A Kenyan woman working in Saudi Arabia is crying out for help after her employer subjected her to horrific cruelty and mistreatment.
30-year-old Rebecca Chesang’ who hails from Kapkenyeloi village in Nandi County works as a house help in Arar, a city in northern Saudi Arabia near the Iraqi border.
She recently narrated how her employer, who has 11 children, has been beating and sexually molesting her.
“They (the couple) have inserted some objects in my private parts and I am in great pain. The woman of the house hit me on the leg, accusing me of delaying to complete some house chores on time. I am calling for help from the Government of Kenya,” she told The Standard.
Chesang’ previously worked at a restaurant in Eldoret town before she was introduced to a recruitment agency linking prospective domestic workers to other agencies abroad.
Determined to change her life, she moved to Saudi Arabia in February last year after she signed a deal with the employment agency.
Her mother Rhoda Jemeli said Chesang’ did not disclose to the family that she was going to the Middle East to work as a domestic worker.
She allegedly told her aunts in Nairobi that she was traveling to Australia to further her education.
The family was later shocked to learn that she was in Saudi Arabia after she stopped picking calls and only shared photos of the injuries inflicted on her by the employer.
“She initially told her aunt in Nairobi that she was heading to Australia for an academic scholarship. I was later surprised to learn that she was in Saudi Arabia all along,” Rhoda told The Standard.
“My daughter’s trip appears like a human trafficking scheme. I forgive my daughter for lying to us about her trip, but I call for help to bring her back.”
Rhoda says her daughter was mistreated by her first employer whom she served for six months before moving to her current employer who is worse.
“They threatened to throw my daughter out of the home by Sunday. I don't know where she is and how her condition is now. I am worried because she has stopped picking calls,” she said.

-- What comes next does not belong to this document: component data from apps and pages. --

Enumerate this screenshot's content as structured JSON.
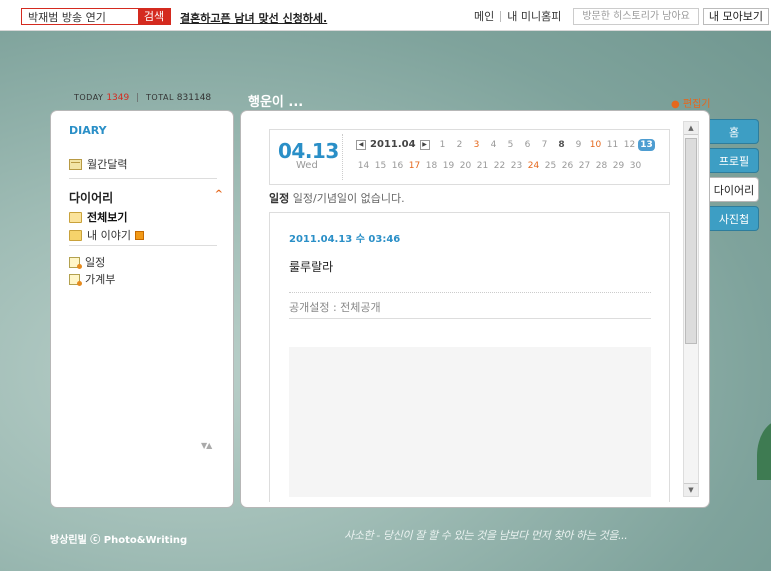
{
  "topbar": {
    "search_value": "박재범 방송 연기",
    "search_button": "검색",
    "promo_text": "결혼하고픈 남녀 맞선 신청하세.",
    "nav": [
      "메인",
      "내 미니홈피"
    ],
    "history_button": "방문한 히스토리가 남아요",
    "moa_button": "내 모아보기"
  },
  "stats": {
    "today_label": "TODAY",
    "today_value": "1349",
    "divider": "|",
    "total_label": "TOTAL",
    "total_value": "831148"
  },
  "home_title": "행운이 ...",
  "edit_link": "● 편집기",
  "sidebar": {
    "heading": "DIARY",
    "calendar_item": "월간달력",
    "section_title": "다이어리",
    "collapse_icon": "^",
    "folders": [
      "전체보기",
      "내 이야기"
    ],
    "docs": [
      "일정",
      "가계부"
    ],
    "scroll_arrows": "▼▲"
  },
  "calendar": {
    "date": "04.13",
    "dow": "Wed",
    "month": "2011.04",
    "prev": "◀",
    "next": "▶",
    "row1": [
      {
        "d": "1",
        "c": ""
      },
      {
        "d": "2",
        "c": ""
      },
      {
        "d": "3",
        "c": "red"
      },
      {
        "d": "4",
        "c": ""
      },
      {
        "d": "5",
        "c": ""
      },
      {
        "d": "6",
        "c": ""
      },
      {
        "d": "7",
        "c": ""
      },
      {
        "d": "8",
        "c": "bold"
      },
      {
        "d": "9",
        "c": ""
      },
      {
        "d": "10",
        "c": "red"
      },
      {
        "d": "11",
        "c": ""
      },
      {
        "d": "12",
        "c": ""
      },
      {
        "d": "13",
        "c": "today"
      }
    ],
    "row2": [
      {
        "d": "14",
        "c": ""
      },
      {
        "d": "15",
        "c": ""
      },
      {
        "d": "16",
        "c": ""
      },
      {
        "d": "17",
        "c": "red"
      },
      {
        "d": "18",
        "c": ""
      },
      {
        "d": "19",
        "c": ""
      },
      {
        "d": "20",
        "c": ""
      },
      {
        "d": "21",
        "c": ""
      },
      {
        "d": "22",
        "c": ""
      },
      {
        "d": "23",
        "c": ""
      },
      {
        "d": "24",
        "c": "red"
      },
      {
        "d": "25",
        "c": ""
      },
      {
        "d": "26",
        "c": ""
      },
      {
        "d": "27",
        "c": ""
      },
      {
        "d": "28",
        "c": ""
      },
      {
        "d": "29",
        "c": ""
      },
      {
        "d": "30",
        "c": ""
      }
    ]
  },
  "schedule": {
    "label": "일정",
    "text": "일정/기념일이 없습니다."
  },
  "post": {
    "date": "2011.04.13 수 03:46",
    "title": "룰루랄라",
    "privacy": "공개설정 : 전체공개"
  },
  "tabs": [
    "홈",
    "프로필",
    "다이어리",
    "사진첩"
  ],
  "active_tab": 2,
  "footer": {
    "owner": "방상린빌 ⓒ Photo&Writing",
    "quote": "사소한 - 당신이 잘 할 수 있는 것을 남보다 먼저 찾아 하는 것을..."
  }
}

On her part, Chesang’ said the agency, which has since stopped picking her calls, had promised to take her to Australia only to land in Saudi Arabia.
“We are calling on the Kenyan government to help her return home. She lives in Arar, which is far from Riyadh, where we are told Kenya has an embassy,” a relative, Doris Jepkurui, said.
Contacted by the family, the agency’s director identified only as Grace said the company only connects job seekers to employers abroad and cannot be held responsible for their woes.
“As soon as you are there, the responsibility of your welfare rests on the employer,” Grace said, adding that she is not aware of Chesang’s case.